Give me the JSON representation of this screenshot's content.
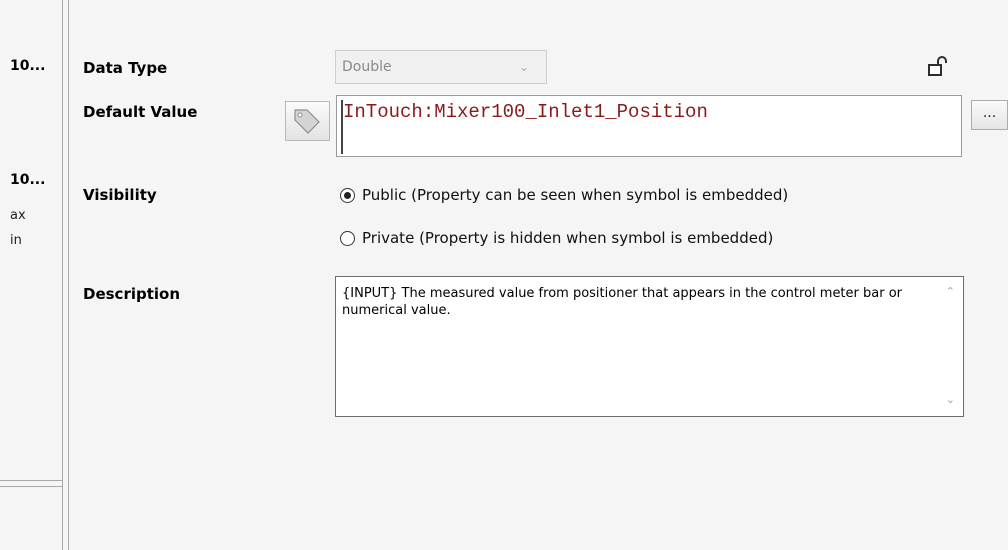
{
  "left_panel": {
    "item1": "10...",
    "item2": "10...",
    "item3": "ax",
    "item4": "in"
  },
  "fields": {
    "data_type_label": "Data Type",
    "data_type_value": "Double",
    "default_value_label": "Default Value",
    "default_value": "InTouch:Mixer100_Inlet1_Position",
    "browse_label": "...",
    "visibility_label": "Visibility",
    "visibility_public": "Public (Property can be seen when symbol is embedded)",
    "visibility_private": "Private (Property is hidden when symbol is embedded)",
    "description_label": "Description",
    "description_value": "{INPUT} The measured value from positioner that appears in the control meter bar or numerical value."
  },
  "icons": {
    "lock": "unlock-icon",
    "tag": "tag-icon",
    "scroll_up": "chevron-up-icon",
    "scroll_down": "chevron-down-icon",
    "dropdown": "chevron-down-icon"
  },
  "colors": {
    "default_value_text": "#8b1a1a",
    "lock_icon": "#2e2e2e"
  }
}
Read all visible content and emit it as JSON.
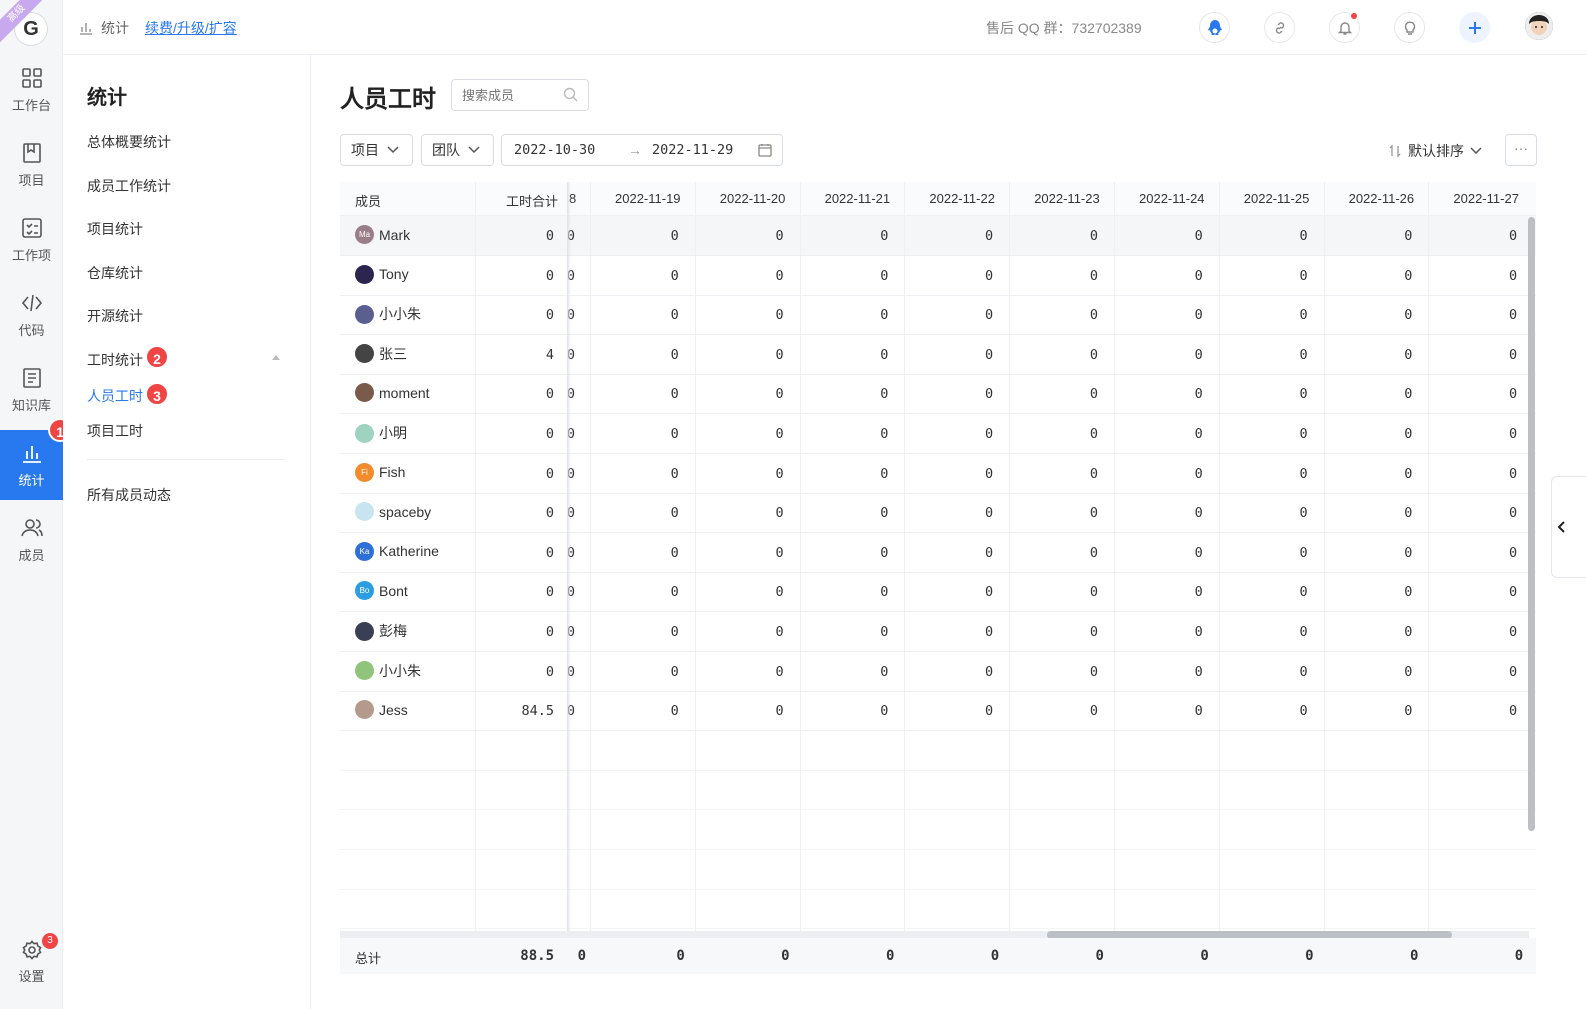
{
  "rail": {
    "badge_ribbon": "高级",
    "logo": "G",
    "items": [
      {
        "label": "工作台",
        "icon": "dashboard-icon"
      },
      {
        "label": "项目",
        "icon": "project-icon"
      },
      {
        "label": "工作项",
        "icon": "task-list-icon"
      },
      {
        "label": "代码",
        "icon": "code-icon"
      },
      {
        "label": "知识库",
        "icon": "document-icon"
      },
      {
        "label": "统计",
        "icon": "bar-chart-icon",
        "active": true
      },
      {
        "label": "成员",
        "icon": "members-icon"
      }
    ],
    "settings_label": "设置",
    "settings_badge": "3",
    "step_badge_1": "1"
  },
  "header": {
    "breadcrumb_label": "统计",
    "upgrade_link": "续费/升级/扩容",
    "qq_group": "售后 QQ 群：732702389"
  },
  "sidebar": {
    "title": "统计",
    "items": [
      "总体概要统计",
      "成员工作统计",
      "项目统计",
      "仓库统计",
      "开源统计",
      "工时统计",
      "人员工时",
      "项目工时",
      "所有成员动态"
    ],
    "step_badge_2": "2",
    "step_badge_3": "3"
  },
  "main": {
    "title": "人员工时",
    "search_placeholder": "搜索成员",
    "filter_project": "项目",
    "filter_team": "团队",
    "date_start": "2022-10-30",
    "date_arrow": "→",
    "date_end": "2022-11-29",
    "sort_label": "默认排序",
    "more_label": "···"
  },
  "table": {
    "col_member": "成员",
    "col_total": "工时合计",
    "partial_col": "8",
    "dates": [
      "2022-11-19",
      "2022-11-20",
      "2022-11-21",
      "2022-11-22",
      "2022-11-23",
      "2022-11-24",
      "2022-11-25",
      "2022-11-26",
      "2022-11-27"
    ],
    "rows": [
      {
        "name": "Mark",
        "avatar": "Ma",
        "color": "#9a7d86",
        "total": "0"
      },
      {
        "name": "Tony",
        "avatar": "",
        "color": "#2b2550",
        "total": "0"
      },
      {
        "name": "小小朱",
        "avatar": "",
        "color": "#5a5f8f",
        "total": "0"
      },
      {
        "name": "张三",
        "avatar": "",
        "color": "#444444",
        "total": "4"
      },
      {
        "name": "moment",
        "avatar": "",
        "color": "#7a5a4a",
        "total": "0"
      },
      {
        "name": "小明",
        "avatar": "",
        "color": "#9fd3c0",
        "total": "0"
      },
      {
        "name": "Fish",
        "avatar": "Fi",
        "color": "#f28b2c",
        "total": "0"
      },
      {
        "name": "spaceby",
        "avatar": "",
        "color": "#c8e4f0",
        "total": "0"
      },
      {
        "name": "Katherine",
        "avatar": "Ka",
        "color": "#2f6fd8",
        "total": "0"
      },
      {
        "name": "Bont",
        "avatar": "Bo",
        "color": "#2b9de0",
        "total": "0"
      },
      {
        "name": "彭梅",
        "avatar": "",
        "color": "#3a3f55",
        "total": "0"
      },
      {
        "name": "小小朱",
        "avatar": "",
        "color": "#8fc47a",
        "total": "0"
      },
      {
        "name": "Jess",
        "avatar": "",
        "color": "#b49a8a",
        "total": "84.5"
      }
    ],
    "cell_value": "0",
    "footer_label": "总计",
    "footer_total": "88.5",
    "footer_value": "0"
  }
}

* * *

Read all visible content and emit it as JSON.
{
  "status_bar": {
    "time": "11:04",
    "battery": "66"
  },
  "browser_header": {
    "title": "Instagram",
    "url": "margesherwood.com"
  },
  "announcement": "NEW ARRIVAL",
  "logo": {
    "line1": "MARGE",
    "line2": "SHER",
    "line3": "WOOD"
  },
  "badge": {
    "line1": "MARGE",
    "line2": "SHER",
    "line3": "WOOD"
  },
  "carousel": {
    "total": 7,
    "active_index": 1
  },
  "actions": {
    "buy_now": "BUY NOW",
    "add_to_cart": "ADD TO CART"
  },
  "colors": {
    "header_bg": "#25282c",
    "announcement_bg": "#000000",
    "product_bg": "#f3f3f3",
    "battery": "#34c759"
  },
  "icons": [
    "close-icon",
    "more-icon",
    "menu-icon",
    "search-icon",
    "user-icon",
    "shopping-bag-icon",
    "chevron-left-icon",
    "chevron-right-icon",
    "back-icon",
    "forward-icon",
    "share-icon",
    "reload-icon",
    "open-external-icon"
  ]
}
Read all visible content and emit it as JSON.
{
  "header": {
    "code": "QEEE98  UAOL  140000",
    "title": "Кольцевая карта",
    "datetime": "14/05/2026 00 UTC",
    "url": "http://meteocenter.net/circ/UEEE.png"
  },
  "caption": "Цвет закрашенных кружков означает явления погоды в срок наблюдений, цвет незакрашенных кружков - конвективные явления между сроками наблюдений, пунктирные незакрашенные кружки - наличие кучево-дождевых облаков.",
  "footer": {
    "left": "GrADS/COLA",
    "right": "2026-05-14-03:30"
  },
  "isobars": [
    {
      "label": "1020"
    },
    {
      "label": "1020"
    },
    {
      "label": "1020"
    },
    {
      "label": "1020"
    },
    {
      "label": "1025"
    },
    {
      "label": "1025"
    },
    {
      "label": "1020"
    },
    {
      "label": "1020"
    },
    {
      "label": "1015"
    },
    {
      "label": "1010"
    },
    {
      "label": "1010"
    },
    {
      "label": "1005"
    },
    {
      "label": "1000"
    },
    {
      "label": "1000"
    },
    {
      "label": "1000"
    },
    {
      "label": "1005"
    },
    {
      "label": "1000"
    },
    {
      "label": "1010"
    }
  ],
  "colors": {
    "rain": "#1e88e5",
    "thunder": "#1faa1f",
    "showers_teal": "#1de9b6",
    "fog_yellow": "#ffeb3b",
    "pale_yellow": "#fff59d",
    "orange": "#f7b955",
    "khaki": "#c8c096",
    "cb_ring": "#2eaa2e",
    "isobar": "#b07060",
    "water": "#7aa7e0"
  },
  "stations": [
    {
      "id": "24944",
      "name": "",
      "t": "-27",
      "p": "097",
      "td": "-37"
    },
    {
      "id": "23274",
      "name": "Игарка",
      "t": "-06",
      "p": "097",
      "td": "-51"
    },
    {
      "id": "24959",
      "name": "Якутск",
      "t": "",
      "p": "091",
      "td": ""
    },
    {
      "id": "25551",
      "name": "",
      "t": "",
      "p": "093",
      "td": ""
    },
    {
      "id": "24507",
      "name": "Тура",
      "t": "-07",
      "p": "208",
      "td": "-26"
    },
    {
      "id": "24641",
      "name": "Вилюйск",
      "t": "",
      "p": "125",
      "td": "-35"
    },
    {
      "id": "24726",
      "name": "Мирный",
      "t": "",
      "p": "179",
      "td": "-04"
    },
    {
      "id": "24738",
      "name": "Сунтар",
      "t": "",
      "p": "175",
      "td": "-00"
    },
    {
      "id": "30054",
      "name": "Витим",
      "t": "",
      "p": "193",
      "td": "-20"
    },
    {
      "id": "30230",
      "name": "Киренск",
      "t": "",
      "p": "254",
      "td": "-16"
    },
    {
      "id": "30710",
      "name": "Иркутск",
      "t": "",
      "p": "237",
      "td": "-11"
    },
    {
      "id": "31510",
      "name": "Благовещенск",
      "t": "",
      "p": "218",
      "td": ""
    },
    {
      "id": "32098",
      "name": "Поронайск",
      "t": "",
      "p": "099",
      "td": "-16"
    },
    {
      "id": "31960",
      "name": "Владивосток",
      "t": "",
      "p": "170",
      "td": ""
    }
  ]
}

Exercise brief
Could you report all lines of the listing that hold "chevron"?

Completed task
    "scroll_up": "chevron-up-icon",
    "scroll_down": "chevron-down-icon",
    "dropdown": "chevron-down-icon"
    "chevron-left-icon",
    "chevron-right-icon",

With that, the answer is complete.